The camp was attacked almost every two, three months. The obstacles were on one side the rebel attacks in the whole area that traveled to the war zone. There were on a daily basis attacks on the street. On the other side, it was the government that prevented journalists, people they couldn’t control, from going into areas where they couldn’t control them. So that’s why we decided to shoot without shooting permission and with small equipment. The biggest fear we had was traveling into, going to the rehabilitation center in Pajule, and making those moves to other places. It looks like, in the film, this is just an easy drive but this was like playing lotto with our lives. Because there were attacks on the street everyday.

WIDE ANGLE:
How long did you follow these children?

OLIVER STOLTZ:
We followed them over a course of six to eight months. We traveled four times to see their development.

WIDE ANGLE:
Can these children be rehabilitated and reintegrated?

OLIVER STOLTZ:
Oh, absolutely. I’ve seen it myself. There is something in us human beings, no matter how awful life has been treating you, especially in children, and you can never destroy hope. All these children — they’ve been raped, they’ve been forced to kill, they’ve witnessed killings. All of us grown ups would break and would be traumatized for life. But those children, they have different ways of coping with it. But what kept them going was hope for a better life. And you can work with this hope, and this is what those social workers do. All you need to give them is opportunities, instead of stigmatizing them and keeping them separate, you have to get them back into society, give them an education. That’s the main thing everyone wants. To be some way of supporting themselves and making a living. They’re still outsiders, and the only thing those children have learned for a long time is killing, so you need to give them other tools.

WIDE ANGLE:
We’ve spoken to a few psychologists who have said the community that they return to and the way that they are accepted are so vital to their reintegration and rehabilitation. Did you find that?

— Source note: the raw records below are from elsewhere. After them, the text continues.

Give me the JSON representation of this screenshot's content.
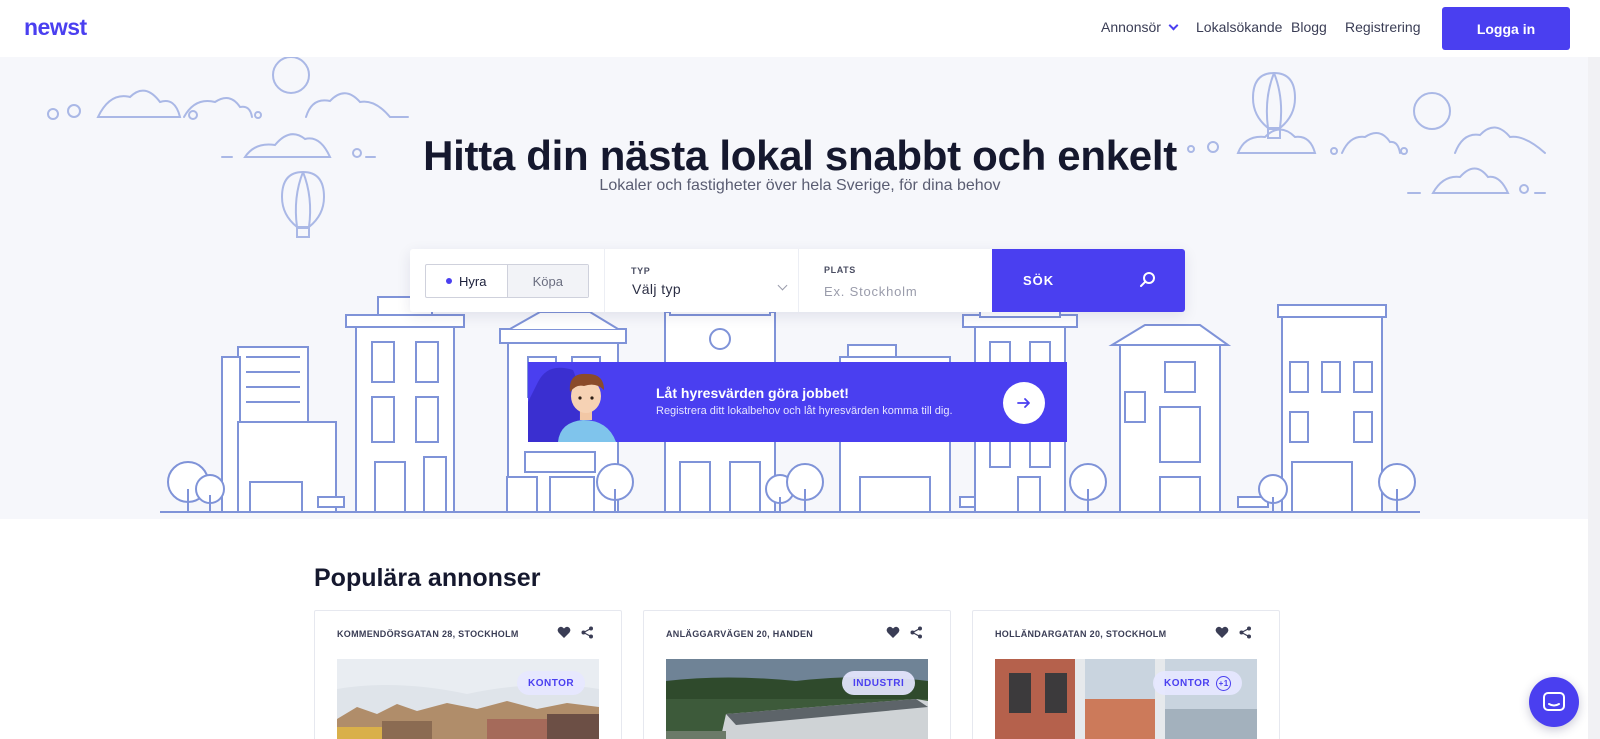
{
  "header": {
    "logo": "newst",
    "nav": [
      {
        "label": "Annonsör",
        "has_dropdown": true
      },
      {
        "label": "Lokalsökande"
      },
      {
        "label": "Blogg"
      },
      {
        "label": "Registrering"
      }
    ],
    "login_label": "Logga in"
  },
  "hero": {
    "title": "Hitta din nästa lokal snabbt och enkelt",
    "subtitle": "Lokaler och fastigheter över hela Sverige, för dina behov"
  },
  "search": {
    "modes": [
      "Hyra",
      "Köpa"
    ],
    "active_mode": "Hyra",
    "type_label": "TYP",
    "type_value": "Välj typ",
    "place_label": "PLATS",
    "place_placeholder": "Ex. Stockholm",
    "place_value": "",
    "button_label": "SÖK"
  },
  "promo": {
    "title": "Låt hyresvärden göra jobbet!",
    "text": "Registrera ditt lokalbehov och låt hyresvärden komma till dig."
  },
  "popular": {
    "title": "Populära annonser",
    "cards": [
      {
        "address": "KOMMENDÖRSGATAN 28, STOCKHOLM",
        "tag": "KONTOR",
        "extra_badge": ""
      },
      {
        "address": "ANLÄGGARVÄGEN 20, HANDEN",
        "tag": "INDUSTRI",
        "extra_badge": ""
      },
      {
        "address": "HOLLÄNDARGATAN 20, STOCKHOLM",
        "tag": "KONTOR",
        "extra_badge": "+1"
      }
    ]
  },
  "colors": {
    "brand": "#4a3ff0",
    "hero_bg": "#f6f7fb",
    "illustration": "#7f93d8"
  },
  "icons": [
    "chevron-down-icon",
    "search-icon",
    "arrow-right-icon",
    "heart-icon",
    "share-icon",
    "chat-icon"
  ]
}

OLIVER STOLTZ:
Yeah. It is. The boy that best coped with the whole thing was Francis. Because he had a very loving family that really took care of him. He now has a scholarship. He’s really on his way to maybe even go to university. Kilama, the other boy, the family wasn’t there. No one is really being a guide for him. I try to do what I could from Germany on the phone, but you can’t be a parent on a long distance phone line. I think your trauma therapists are right. It’s love, acceptance and coming back to a society that is not stigmatizing you and having an opportunity in life.

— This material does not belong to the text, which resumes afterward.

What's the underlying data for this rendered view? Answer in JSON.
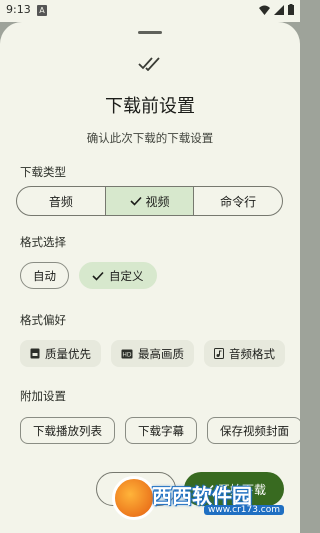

WIDE ANGLE:
What is one moment or one experience that stays with you from making the film?

OLIVER STOLTZ:
The place where we stayed in the rehabilitation center was a few weeks before we came it was attacked by rebels. And Francis was one of those rebels who attacked the place where he fled to later on. So he described to me how he was going after the priest, the same priest that was there who was our host in this place. And how he was trying to find cookies, and where he was looking, and it’s the same kind of place where every night we shut iron doors and hope that no one was attacking us.

WIDE ANGLE:
OK, well one last question, this film was shot in 2003 and 2004. Have you followed up with these children in the last four or five years?

OLIVER STOLTZ
:
We paid for their education after we finished filming until they are on their own legs. So Kilama went to high school for two years, he dropped out. He started his own business. He has a wife now, he is like selling soap and beer and small things and we gave him starting money for that. Francis is still going to school. Jennifer got into sewing school and then we bought her a sewing machine. Everything fell into a fire so we gave her more money to start up again. She’s still together with her husband. She got a little boy, she named him Ali after my partner.

WIDE ANGLE:
Thank you, Oliver.

OLIVER STOLTZ
:
Thank you very much.

Produced by THIRTEEN    ©2014 WNET.ORG Properties LLC. All rights reserved.